DATA EXTRACT:
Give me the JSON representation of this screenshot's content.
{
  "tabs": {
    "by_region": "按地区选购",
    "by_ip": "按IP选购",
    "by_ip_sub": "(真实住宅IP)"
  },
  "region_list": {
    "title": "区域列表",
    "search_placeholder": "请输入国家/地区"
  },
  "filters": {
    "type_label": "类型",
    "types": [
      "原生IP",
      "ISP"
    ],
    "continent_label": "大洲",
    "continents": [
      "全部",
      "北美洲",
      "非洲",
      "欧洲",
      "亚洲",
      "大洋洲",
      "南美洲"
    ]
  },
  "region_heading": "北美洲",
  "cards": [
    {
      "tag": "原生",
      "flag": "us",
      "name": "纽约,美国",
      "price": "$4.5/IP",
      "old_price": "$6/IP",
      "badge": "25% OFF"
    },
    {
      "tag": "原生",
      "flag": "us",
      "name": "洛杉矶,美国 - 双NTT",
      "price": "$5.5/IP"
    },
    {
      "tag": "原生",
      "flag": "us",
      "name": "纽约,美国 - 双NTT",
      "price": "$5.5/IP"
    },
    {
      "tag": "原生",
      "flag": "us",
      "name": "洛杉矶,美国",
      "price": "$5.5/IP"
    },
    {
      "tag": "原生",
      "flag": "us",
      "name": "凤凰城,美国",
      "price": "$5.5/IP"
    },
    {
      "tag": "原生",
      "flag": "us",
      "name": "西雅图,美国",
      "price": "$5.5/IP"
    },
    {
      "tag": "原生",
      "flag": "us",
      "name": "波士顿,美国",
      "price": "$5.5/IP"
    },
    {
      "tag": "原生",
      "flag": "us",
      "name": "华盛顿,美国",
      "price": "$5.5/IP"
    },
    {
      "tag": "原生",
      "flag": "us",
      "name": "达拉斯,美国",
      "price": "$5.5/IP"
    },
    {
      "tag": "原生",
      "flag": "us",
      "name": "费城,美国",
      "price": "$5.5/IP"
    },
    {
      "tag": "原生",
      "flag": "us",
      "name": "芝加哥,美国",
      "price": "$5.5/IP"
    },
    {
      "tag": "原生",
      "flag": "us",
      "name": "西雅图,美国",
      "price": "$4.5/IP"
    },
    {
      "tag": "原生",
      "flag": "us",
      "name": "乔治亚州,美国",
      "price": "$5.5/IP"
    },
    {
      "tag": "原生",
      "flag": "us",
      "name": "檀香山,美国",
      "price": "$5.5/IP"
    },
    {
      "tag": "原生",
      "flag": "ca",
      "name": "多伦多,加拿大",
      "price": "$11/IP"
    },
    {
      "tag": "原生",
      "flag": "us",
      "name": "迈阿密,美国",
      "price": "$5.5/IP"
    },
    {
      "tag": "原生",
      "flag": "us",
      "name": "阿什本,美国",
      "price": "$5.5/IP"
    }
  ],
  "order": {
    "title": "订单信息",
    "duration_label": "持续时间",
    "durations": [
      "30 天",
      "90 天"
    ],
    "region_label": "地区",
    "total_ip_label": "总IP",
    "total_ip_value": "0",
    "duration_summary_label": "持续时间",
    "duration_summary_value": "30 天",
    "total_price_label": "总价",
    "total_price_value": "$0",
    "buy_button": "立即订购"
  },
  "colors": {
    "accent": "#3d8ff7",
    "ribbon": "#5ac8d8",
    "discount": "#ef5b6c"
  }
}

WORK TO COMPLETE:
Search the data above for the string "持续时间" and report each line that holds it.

SOLVED PROBLEM:
    "duration_label": "持续时间",
    "duration_summary_label": "持续时间",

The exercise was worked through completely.